Despite the growth, Narr says their intention is to maintain the integrity of the Pachamama brand.

“We know that frozen foods is a very competitive space,” she says. “And our goal isn’t to become a giant company. We want to maintain the hand-crafted quality of our product and keep it scratch-made.”

Narr says they anticipate hiring between 15 and 25 employees to work in the kitchen, many of which they hope will be members of the immediate community.

“It’s been a tough couple of years,” says Narr. “But we’re excited to move forward with this and bring another business to the neighborhood.”

Lori Fredrich Senior Writer & Dining Editor

Lori is an avid cook whose accrual of condiments and spices is rivaled only by her cookbook collection. Her passion for the culinary industry was birthed while balancing A&W root beer mugs as a teenage carhop, fed by insatiable curiosity and fueled by the people whose stories entwine with each and every dish.

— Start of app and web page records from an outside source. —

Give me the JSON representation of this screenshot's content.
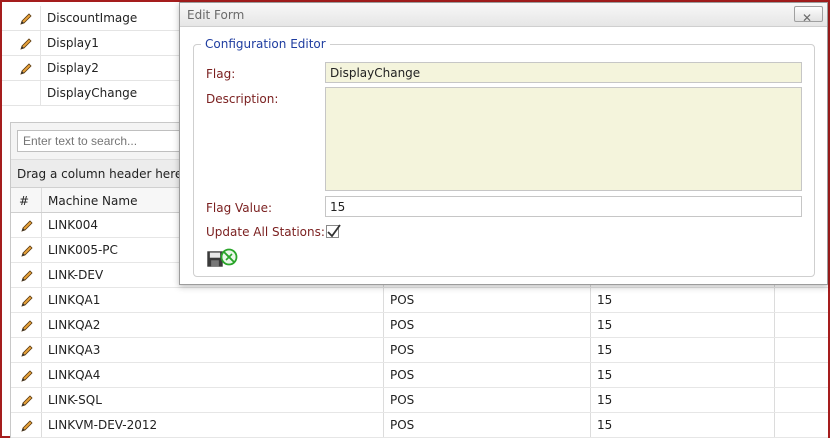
{
  "flags": [
    {
      "name": "DiscountImage",
      "editable": true
    },
    {
      "name": "Display1",
      "editable": true
    },
    {
      "name": "Display2",
      "editable": true
    },
    {
      "name": "DisplayChange",
      "editable": false
    }
  ],
  "grid": {
    "search_placeholder": "Enter text to search...",
    "group_hint": "Drag a column header here",
    "columns": [
      "#",
      "Machine Name"
    ],
    "rows": [
      {
        "machine": "LINK004",
        "type": "",
        "value": ""
      },
      {
        "machine": "LINK005-PC",
        "type": "",
        "value": ""
      },
      {
        "machine": "LINK-DEV",
        "type": "",
        "value": ""
      },
      {
        "machine": "LINKQA1",
        "type": "POS",
        "value": "15"
      },
      {
        "machine": "LINKQA2",
        "type": "POS",
        "value": "15"
      },
      {
        "machine": "LINKQA3",
        "type": "POS",
        "value": "15"
      },
      {
        "machine": "LINKQA4",
        "type": "POS",
        "value": "15"
      },
      {
        "machine": "LINK-SQL",
        "type": "POS",
        "value": "15"
      },
      {
        "machine": "LINKVM-DEV-2012",
        "type": "POS",
        "value": "15"
      }
    ]
  },
  "modal": {
    "title": "Edit Form",
    "legend": "Configuration Editor",
    "flag_label": "Flag:",
    "flag_value": "DisplayChange",
    "description_label": "Description:",
    "description_value": "",
    "flag_value_label": "Flag Value:",
    "flag_value_value": "15",
    "update_all_label": "Update All Stations:",
    "update_all_checked": true
  },
  "colors": {
    "frame_border": "#a51d1d",
    "label_text": "#7a1f1f",
    "legend_text": "#1f3da0",
    "readonly_bg": "#f4f4dc"
  }
}
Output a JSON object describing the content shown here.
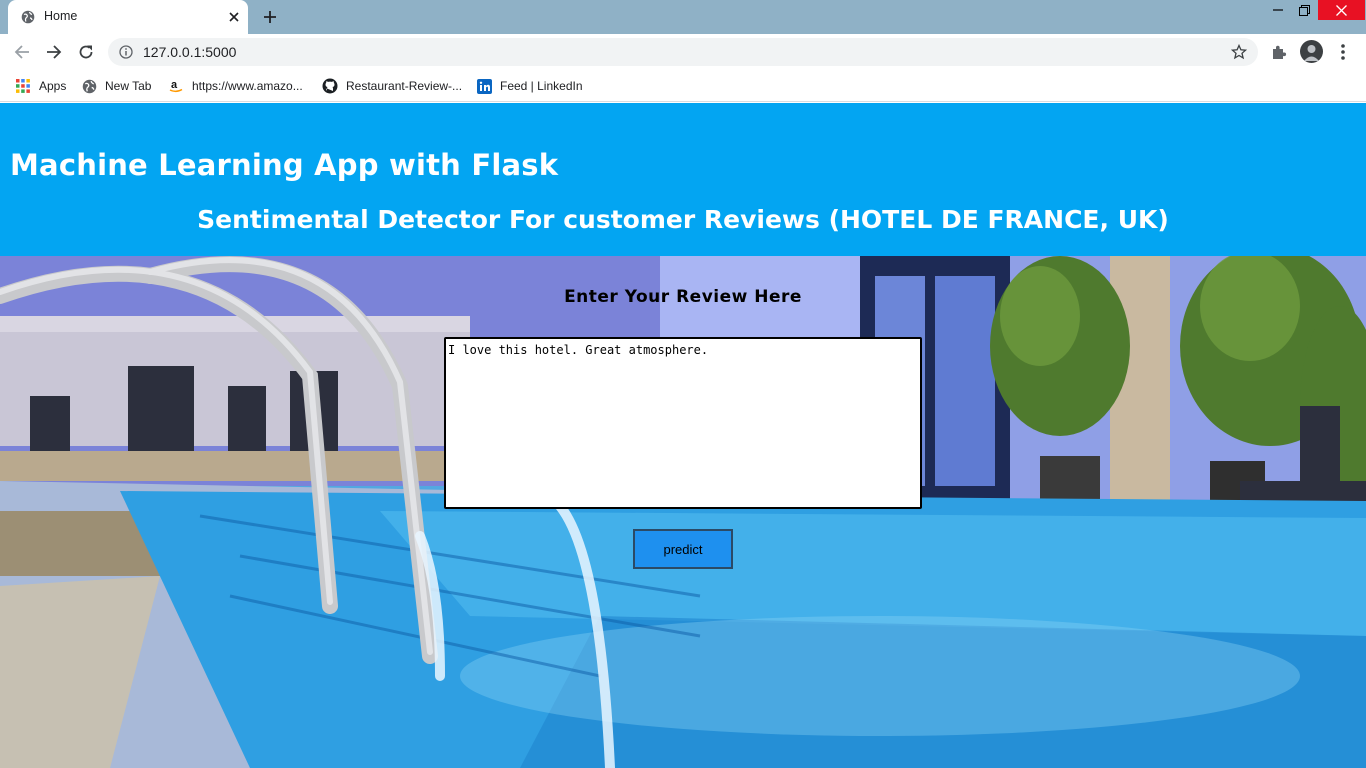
{
  "browser": {
    "tab_title": "Home",
    "url": "127.0.0.1:5000",
    "bookmarks": [
      {
        "label": "Apps",
        "icon": "apps-grid-icon"
      },
      {
        "label": "New Tab",
        "icon": "globe-icon"
      },
      {
        "label": "https://www.amazo...",
        "icon": "amazon-icon"
      },
      {
        "label": "Restaurant-Review-...",
        "icon": "github-icon"
      },
      {
        "label": "Feed | LinkedIn",
        "icon": "linkedin-icon"
      }
    ]
  },
  "header": {
    "title": "Machine Learning App with Flask",
    "subtitle": "Sentimental Detector For customer Reviews (HOTEL DE FRANCE, UK)",
    "background_color": "#03a5f2"
  },
  "form": {
    "heading": "Enter Your Review Here",
    "review_value": "I love this hotel. Great atmosphere.",
    "button_label": "predict",
    "button_color": "#1e90ef"
  }
}
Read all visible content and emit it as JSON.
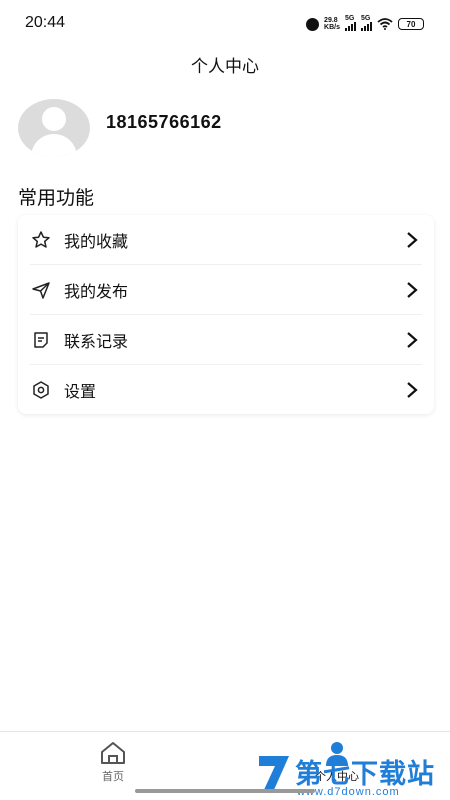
{
  "status": {
    "time": "20:44",
    "net_speed_value": "29.8",
    "net_speed_unit": "KB/s",
    "sim1": "5G",
    "sim2": "5G",
    "battery": "70"
  },
  "header": {
    "title": "个人中心"
  },
  "profile": {
    "phone": "18165766162"
  },
  "section": {
    "title": "常用功能"
  },
  "menu": {
    "items": [
      {
        "label": "我的收藏",
        "icon": "star-icon"
      },
      {
        "label": "我的发布",
        "icon": "send-icon"
      },
      {
        "label": "联系记录",
        "icon": "note-icon"
      },
      {
        "label": "设置",
        "icon": "settings-icon"
      }
    ]
  },
  "tabbar": {
    "items": [
      {
        "label": "首页",
        "icon": "home-icon"
      },
      {
        "label": "个人中心",
        "icon": "person-icon"
      }
    ]
  },
  "watermark": {
    "text": "第七下载站",
    "url": "www.d7down.com"
  },
  "colors": {
    "accent": "#1f7ed8",
    "text": "#111111",
    "muted": "#666666"
  }
}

She’s had the privilege of chronicling these tales via numerous media, including OnMilwaukee and in her book “Milwaukee Food.” Her work has garnered journalism awards from entities including the Milwaukee Press Club. 

When she’s not eating, photographing food, writing or recording the FoodCrush podcast, you’ll find Lori seeking out adventures with her husband Paul, traveling, cooking, reading, learning, snuggling with her cats and looking for ways to make a difference.